Da-ran arrives outside, apparently having changed her mind. I’m happy about that, but too panicked to register it right now.
Mari finally lets the missile fly: “You’re not a doctor, are you? Are you… Kyung-joon-ie?”
Her eyes fill with tears and he says nothing, frozen in shock. Da-ran comes in, of all things calling out, “Kyung-joon-ah!”
Oh NO. Looks of panic, three ways across. Mari asks if it’s true, and then grabs him in a hug, crying, “Kyung-joon-ah. Kyung-joon-ah!”
She found out! I’m actually a little impressed that she sleuthed it all herself, and it seems fitting that the only one who could actually get to that conclusion on her own would be the nineteen-year old. Because body swap is not a logical adult answer to anything. Excited to see what changes her new knowledge will bring.
I actually much prefer the one-year-into-his-adult-body version of Kyung-joon, so the time skip works wonders for me. The previous setup had zero chance of working out—perhaps one reason why many of us, me included, felt emotionally detached from the show as a whole despite liking it (though there could be many other explanations). For me, one thing was clear before: Da-ran was in love with the shell, and almost never saw Kyung-joon or put him first. To the point that it made me question her heart (or lack of one).
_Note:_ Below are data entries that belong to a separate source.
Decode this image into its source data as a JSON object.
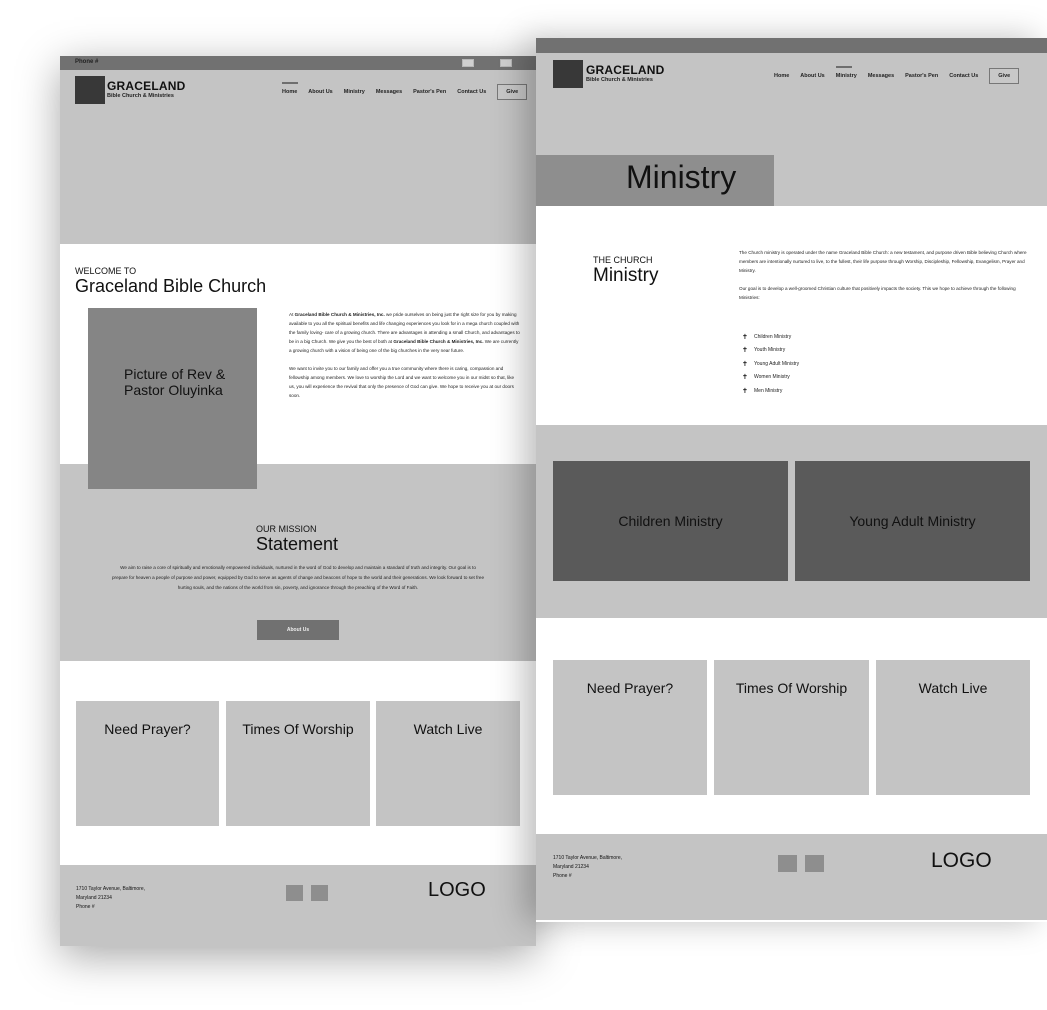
{
  "home_page": {
    "topbar": {
      "phone": "Phone #"
    },
    "header": {
      "brand_name": "GRACELAND",
      "brand_sub": "Bible Church & Ministries",
      "nav": [
        "Home",
        "About Us",
        "Ministry",
        "Messages",
        "Pastor's Pen",
        "Contact Us"
      ],
      "active_nav": "Home",
      "give_label": "Give"
    },
    "welcome": {
      "eyebrow": "WELCOME TO",
      "title": "Graceland Bible Church",
      "picture_label": "Picture of Rev & Pastor Oluyinka",
      "para1_pre": "At ",
      "para1_bold1": "Graceland Bible Church & Ministries, Inc.",
      "para1_mid": " we pride ourselves on being just the right size for you by making available to you all the spiritual benefits and life changing experiences you look for in a mega church coupled with the family loving- care of a growing church. There are advantages in attending a small Church, and advantages to be in a big Church. We give you the best of both at ",
      "para1_bold2": "Graceland Bible Church & Ministries, Inc.",
      "para1_post": " We are currently a growing church with a vision of being one of the big churches in the very near future.",
      "para2": "We want to invite you to our family and offer you a true community where there is caring, compassion and fellowship among members. We love to worship the Lord and we want to welcome you in our midst so that, like us, you will experience the revival that only the presence of God can give. We hope to receive you at our doors soon."
    },
    "mission": {
      "eyebrow": "OUR MISSION",
      "title": "Statement",
      "body": "We aim to raise a core of spiritually and emotionally empowered individuals, nurtured in the word of God to develop and maintain a standard of truth and integrity. Our goal is to prepare for heaven a people of purpose and power, equipped by God to serve as agents of change and beacons of hope to the world and their generations. We look forward to set free hurting souls, and the nations of the world from sin, poverty, and ignorance through the preaching of the Word of Faith.",
      "button_label": "About Us"
    },
    "cards": [
      "Need Prayer?",
      "Times Of Worship",
      "Watch Live"
    ],
    "footer": {
      "address_line1": "1710 Taylor Avenue, Baltimore,",
      "address_line2": "Maryland 21234",
      "phone": "Phone #",
      "logo": "LOGO"
    }
  },
  "ministry_page": {
    "header": {
      "brand_name": "GRACELAND",
      "brand_sub": "Bible Church & Ministries",
      "nav": [
        "Home",
        "About Us",
        "Ministry",
        "Messages",
        "Pastor's Pen",
        "Contact Us"
      ],
      "active_nav": "Ministry",
      "give_label": "Give"
    },
    "hero_title": "Ministry",
    "intro": {
      "eyebrow": "THE CHURCH",
      "title": "Ministry",
      "para1": "The Church ministry is operated under the name Graceland Bible Church: a new testament, and purpose driven Bible believing Church where members are intentionally nurtured to live, to the fullest, their life purpose through Worship, Discipleship, Fellowship, Evangelism, Prayer and Ministry.",
      "para2": "Our goal is to develop a well-groomed Christian culture that positively impacts the society. This we hope to achieve through the following Ministries:",
      "list_icon": "cross-icon",
      "ministries": [
        "Children Ministry",
        "Youth Ministry",
        "Young Adult Ministry",
        "Women Ministry",
        "Men Ministry"
      ]
    },
    "tiles": [
      "Children Ministry",
      "Young Adult Ministry"
    ],
    "cards": [
      "Need Prayer?",
      "Times Of Worship",
      "Watch Live"
    ],
    "footer": {
      "address_line1": "1710 Taylor Avenue, Baltimore,",
      "address_line2": "Maryland 21234",
      "phone": "Phone #",
      "logo": "LOGO"
    }
  }
}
But now it’s a new game. For one, Da-ran sees him now and her go-to is Kyung-joon, not Yoon-jae. And he’s come back as an even more confusing version of the manchild that he was—now he seems more mature, more caught up to the body, but also knows better how to play that angle. Because he’s only aged a year, technically, but he seems like he’s closed the gap more than Da-ran will let herself believe. Or is he just playing adult because he’s figured out how to act like one? It’s more of a mind-bender, but in a good way.
Now Da-ran’s number one concern isn’t Seo Yoon-jae. Giving her a year to get over him offscreen is pretty much a godsend, in that now she’s no longer a Seo-Yoon-jae-comes-first mindless robot. She’s finally putting herself first, and has spent the year passing the teaching exam and growing from her pain, like a normal person. Honestly didn’t know she had it in her.
This puts the Body/Soul conundrum in a MUCH more interesting place. Before, Kyung-joon found himself having to compete with his shell, and always losing, which is a given. But now there’s a more interesting conflict: he’s trapped in the body of the man she least wants to see. Like of all the human beings ever. And that’s how she should feel. That’s what we wanted for her—to wake the hell up and grow a spine. Only, now she has… and he’s still trapped in that guy’s body. Whoops.
It’s a million times better a problem than the first one, which was rather simplistic. Before, the body swap wasn’t that big a problem. Sure, it was inconvenient, but fundamentally, it didn’t have a huge conflict that drove it (a mistake, I think, in expecting the body swap itself to BE the conflict). But now, the romance is pitted against the body swap in a crucial way: Will Kyung-joon ever get the girl wearing the body of the man who broke her heart? And if he succeeds, how much of that will be her residual feelings for her last love? Why we didn’t just start here is killing me. I suppose it needs some setup, but I don’t know if we needed five episodes’ worth.
Being stuck in the body that got Da-ran’s heart-eyes was bad, but now his shell actively causes her pain. And his hurt at that unfixable problem (FINALLY) starts to get me in the heart. I hope it’s a conflict that we tease out more, since Kyung-joon thankfully kept his crush going strong while he was away. The soul-body jealousy has been good from the beginning, but with this new dimension, it’s got some serious potential.
And I’m so glad that of all things, Kyung-joon learned to hate being considered a kid. It didn’t bother him before, but now the way he reacts whenever Da-ran calls him a kid or a blood clot is perfect. He’s figured out how to get the entire world to see him as a grown man, but the one woman he wants to impress still sees him as a tiny baby. He spent the first five episodes just wanting to be a kid again, which I understand but care less about. But now he desperately wants to grow up to get the girl, which tugs at the heart in a new way. I hope this is where the central conflict will stay for a good long while.